Health Policy and Economics, The London School of Economics and Political Science, London, GBR

Michael Mont

Orthopaedic Surgery, Lenox Hill Hospital, New York, USA

Nicolas Piuzzi

Orthopaedic Surgery, Cleveland Clinic, Cleveland, USA


Ethics Statement and Conflict of Interest Disclosures

Human subjects: All authors have confirmed that this study did not involve human participants or tissue. Animal subjects: All authors have confirmed that this study did not involve animal subjects or tissue. Conflicts of interest: In compliance with the ICMJE uniform disclosure form, all authors declare the following: Payment/services info: All authors have declared that no financial support was received from any organization for the submitted work. Financial relationships: All authors have declared that they have no financial relationships at present or within the previous three years with any organizations that might have an interest in the submitted work. Other relationships: All authors have declared that there are no other relationships or activities that could appear to have influenced the submitted work.


Original article
peer-reviewed

U.S. Healthcare Insurance Market Concentration from 2001 to 2016: Increased Growth in Direct Written Premiums and Overall Decreased Market Consolidation


Figures etc.

SIQ
-
RATED BY 1 READER
CONTRIBUTE RATING
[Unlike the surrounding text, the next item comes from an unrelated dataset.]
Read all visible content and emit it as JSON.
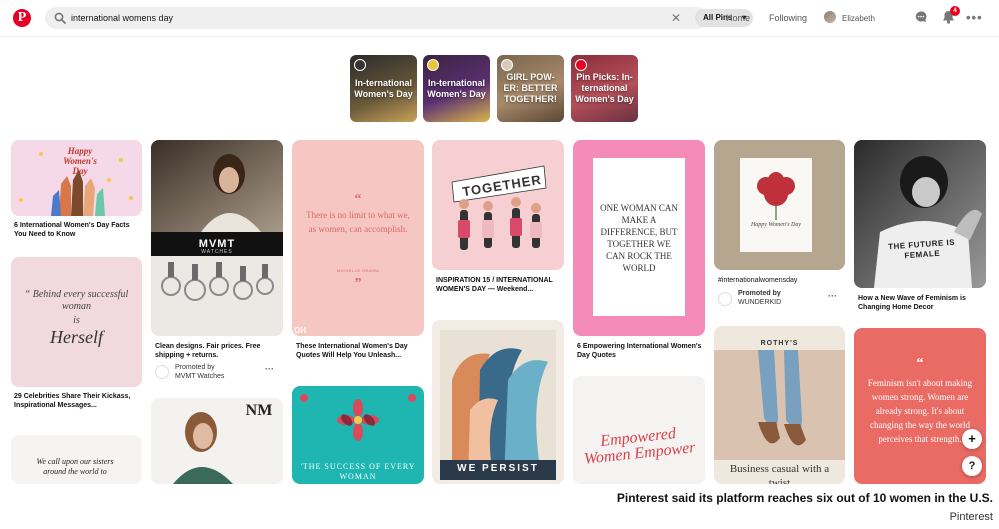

Scholary Impact Quotient™ (SIQ™) is our unique post-publication peer review rating process. Learn more here.